*** Data for review ***

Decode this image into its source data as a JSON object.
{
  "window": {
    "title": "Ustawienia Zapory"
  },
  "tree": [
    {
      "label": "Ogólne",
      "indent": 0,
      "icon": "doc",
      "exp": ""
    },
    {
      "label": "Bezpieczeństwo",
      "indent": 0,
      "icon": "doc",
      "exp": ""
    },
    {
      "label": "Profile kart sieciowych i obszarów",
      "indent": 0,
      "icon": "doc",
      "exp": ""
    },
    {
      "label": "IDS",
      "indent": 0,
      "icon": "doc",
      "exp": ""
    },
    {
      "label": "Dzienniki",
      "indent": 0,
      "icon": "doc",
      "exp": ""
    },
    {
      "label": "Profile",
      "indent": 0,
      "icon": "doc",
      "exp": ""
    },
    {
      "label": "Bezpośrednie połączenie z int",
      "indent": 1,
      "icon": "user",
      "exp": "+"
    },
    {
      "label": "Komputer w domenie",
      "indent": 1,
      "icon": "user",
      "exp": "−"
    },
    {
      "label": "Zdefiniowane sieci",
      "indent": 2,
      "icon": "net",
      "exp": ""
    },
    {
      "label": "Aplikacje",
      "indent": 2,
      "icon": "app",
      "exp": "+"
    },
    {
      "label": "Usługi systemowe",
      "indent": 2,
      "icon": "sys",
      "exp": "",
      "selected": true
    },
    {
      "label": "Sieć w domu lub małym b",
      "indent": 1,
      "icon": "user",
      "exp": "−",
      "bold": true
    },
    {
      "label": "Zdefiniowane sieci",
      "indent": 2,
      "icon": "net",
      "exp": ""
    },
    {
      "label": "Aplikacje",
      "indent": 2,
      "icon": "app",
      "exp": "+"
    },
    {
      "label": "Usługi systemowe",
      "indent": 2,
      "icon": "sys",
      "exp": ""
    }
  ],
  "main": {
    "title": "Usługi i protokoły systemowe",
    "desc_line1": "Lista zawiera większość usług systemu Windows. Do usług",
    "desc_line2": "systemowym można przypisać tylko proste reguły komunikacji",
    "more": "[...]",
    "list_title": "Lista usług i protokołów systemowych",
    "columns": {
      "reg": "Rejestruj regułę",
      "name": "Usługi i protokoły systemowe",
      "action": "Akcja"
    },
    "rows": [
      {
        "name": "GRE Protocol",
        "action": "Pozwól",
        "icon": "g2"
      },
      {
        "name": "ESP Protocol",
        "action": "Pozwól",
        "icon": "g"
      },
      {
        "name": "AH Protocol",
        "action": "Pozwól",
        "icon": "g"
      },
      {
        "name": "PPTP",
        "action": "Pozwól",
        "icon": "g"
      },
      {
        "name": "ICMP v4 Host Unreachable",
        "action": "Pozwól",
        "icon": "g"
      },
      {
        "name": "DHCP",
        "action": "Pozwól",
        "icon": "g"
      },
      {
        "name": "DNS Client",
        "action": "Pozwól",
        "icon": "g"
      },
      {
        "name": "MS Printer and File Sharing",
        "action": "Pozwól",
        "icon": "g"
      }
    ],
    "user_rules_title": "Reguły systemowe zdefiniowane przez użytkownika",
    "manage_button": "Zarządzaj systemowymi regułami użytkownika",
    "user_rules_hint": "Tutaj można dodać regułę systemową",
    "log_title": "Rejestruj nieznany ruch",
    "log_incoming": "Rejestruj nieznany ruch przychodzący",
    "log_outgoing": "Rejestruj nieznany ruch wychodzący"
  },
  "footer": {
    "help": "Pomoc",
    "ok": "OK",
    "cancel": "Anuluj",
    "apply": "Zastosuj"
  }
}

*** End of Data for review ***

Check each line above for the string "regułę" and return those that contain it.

• _Solution to the exercise_:
      "reg": "Rejestruj regułę",
    "user_rules_hint": "Tutaj można dodać regułę systemową",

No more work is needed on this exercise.